Internet of Things (IoT)
IoT can be used to tackle food waste, a big problem in the FMCG supply chain. 1.6b tons of food is lost or wasted globally every year, with a value of $1.2tr. For example, Eseye provides IoT tools to tackle food waste and promote environmental sustainability. According to CEO Nick Earle: “By connecting every single part of the supply chain, we can grow, pick, and ship only what we need, and then better care for that product to ensure it reaches the fork unharmed.”
The UN targets a 50% reduction of food wastage by 2030 as part of its global opportunity for SDGs.
Key macro-economic trends impacting ESG performance

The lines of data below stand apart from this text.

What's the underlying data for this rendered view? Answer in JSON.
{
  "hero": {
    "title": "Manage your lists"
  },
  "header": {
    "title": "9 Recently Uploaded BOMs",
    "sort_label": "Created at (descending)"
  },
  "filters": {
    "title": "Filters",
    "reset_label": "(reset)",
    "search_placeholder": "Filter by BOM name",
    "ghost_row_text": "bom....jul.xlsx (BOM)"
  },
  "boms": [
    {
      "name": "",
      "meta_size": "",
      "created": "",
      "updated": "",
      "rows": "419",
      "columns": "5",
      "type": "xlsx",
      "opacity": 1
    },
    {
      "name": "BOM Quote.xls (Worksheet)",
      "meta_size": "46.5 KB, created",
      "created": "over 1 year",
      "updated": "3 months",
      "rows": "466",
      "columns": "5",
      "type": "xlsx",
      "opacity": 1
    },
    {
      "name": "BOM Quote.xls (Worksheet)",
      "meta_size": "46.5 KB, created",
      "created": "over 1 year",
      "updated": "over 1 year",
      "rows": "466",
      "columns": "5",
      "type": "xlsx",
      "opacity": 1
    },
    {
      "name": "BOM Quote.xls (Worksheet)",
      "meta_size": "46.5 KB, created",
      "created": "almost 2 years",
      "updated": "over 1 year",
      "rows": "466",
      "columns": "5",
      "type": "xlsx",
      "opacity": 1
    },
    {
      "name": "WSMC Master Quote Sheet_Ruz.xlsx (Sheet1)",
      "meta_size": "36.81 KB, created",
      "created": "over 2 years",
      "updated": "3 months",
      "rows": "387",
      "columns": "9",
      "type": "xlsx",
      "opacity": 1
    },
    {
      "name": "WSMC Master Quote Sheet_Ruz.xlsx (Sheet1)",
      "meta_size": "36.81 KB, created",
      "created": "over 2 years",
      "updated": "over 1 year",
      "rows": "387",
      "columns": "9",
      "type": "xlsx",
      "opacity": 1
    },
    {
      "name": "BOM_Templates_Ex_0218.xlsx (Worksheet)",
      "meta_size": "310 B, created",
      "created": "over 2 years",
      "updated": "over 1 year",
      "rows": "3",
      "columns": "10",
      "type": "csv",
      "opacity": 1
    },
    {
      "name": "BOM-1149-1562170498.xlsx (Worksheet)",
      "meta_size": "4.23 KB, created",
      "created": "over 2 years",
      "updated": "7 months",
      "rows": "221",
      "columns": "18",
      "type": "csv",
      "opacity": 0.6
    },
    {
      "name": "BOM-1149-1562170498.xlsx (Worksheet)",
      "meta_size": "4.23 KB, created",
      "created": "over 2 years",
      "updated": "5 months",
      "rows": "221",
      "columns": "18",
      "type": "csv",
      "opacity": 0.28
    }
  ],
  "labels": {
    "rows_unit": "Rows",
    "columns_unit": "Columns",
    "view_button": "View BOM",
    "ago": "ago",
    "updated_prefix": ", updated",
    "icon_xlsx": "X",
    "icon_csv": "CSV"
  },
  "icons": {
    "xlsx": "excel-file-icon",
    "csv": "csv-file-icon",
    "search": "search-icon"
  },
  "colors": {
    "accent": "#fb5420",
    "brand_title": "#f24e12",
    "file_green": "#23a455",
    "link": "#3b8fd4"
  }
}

Ethical consumerism is a key trend that consumer goods companies must cater to. GlobalData’s Market Pulse Consumer Survey 2020 found that customers are more likely to pay a premium for sustainability-aligned causes, and 81% of customers in LATAM and APAC regions would pay more for products that support environmental protection.
However, green premiums can exclude lower-income consumer groups, who are also concerned about sustainability. Research and development should be conducted to reduce green premiums and create accessibility.

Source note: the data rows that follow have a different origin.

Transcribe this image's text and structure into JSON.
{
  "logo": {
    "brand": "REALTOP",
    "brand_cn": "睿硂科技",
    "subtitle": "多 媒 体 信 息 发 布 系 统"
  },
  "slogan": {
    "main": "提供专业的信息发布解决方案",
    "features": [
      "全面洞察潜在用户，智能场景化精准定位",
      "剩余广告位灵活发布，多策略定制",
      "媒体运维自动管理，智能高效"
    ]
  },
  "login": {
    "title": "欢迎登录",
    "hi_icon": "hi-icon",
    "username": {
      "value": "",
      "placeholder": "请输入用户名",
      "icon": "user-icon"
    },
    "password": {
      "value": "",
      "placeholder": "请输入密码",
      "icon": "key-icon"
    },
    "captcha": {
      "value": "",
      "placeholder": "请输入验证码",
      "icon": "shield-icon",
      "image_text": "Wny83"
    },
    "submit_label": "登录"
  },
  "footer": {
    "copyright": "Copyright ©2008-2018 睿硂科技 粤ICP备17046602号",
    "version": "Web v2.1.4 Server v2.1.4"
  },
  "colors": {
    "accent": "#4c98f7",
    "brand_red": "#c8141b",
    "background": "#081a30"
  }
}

Ecommerce sales have increased during the COVID-19 pandemic. Global ecommerce sales will reach $2.8 trillion in 2023,up from $1.6 trillion in 2019, according to GlobalData estimates.
Direct-to-consumer (D2C) supply chain models provide a convenient shopping experience, but they cause a higher level of carbon emissions because the supply chain is disjointed, with lots of separate to-the-door deliveries rather than large deliveries to established retail spaces.

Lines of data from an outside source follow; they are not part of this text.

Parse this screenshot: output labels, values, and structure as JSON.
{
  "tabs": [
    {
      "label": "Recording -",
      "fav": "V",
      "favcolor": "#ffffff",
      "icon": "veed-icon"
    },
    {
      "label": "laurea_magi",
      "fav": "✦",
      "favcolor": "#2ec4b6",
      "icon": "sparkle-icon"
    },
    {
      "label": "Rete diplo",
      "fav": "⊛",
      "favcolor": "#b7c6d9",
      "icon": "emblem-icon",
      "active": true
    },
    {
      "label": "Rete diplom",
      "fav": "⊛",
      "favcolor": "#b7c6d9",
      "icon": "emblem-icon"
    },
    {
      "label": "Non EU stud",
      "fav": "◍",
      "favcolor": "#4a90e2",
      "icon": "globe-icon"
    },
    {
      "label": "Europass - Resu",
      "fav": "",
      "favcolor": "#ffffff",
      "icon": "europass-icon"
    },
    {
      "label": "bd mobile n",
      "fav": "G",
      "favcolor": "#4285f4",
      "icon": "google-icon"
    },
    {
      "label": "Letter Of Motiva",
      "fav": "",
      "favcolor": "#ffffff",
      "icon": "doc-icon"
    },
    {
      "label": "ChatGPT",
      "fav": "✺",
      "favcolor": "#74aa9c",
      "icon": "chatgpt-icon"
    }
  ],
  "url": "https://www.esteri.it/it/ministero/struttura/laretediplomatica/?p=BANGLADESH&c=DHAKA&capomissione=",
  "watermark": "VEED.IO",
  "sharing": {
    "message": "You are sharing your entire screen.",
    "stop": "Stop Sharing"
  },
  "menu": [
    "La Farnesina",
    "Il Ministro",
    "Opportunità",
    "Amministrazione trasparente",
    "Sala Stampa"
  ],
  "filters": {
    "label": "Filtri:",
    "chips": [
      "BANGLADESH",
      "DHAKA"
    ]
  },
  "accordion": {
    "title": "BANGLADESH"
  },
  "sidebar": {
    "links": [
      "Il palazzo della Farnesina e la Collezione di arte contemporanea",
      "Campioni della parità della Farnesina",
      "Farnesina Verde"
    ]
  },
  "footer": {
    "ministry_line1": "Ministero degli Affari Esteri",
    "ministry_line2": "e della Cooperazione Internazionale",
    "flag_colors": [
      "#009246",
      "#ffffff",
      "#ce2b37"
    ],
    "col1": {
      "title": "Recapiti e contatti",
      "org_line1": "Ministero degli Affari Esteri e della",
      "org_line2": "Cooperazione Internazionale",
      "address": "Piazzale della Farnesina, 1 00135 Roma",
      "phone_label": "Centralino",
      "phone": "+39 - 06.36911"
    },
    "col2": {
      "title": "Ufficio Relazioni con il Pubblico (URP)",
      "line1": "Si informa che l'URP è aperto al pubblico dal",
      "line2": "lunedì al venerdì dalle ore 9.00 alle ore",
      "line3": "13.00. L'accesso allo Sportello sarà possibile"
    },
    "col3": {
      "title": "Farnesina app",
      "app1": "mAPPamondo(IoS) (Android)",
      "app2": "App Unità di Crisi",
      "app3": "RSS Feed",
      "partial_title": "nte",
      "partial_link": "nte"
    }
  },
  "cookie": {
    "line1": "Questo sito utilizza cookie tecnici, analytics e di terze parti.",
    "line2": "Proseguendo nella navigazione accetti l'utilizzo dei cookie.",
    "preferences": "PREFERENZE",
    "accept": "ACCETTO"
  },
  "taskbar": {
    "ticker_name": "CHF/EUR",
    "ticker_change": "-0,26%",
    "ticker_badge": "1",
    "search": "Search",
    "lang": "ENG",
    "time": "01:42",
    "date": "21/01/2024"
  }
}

Brands must work to make convenience sustainable, such as the personal care brand By Humankind, which achieves carbon-neutral shipping by investing in forest projects to help offset the company’s emissions.
One of the quickest ways to excel in a theme is to acquire a company that is already excelling. Consumer goods companies are realising the importance of ESG, and many will improve their image by acquiring sustainable companies in the future.
FMCG companies that do not have a diverse plant-based offering could acquire a company that does to avoid falling behind in this theme.
Veganism and plant-based diets are a fast-growing consumer trend driven by ethical issues like environmental impact. In March 2021, Agri-food holding company NHS Industries acquired Be Good Meats Food Company, a food production and distribution company focused on plant-based ethically sourced foods, for $2.3 million.
GlobalData, the leading provider of industry intelligence, provided the underlying data, research, and analysis used to produce this article.
GlobalData’s Thematic Intelligence uses proprietary data, research, and analysis to provide a forward-looking perspective on the key themes that will shape the future of the world’s largest industries and the organisations within them.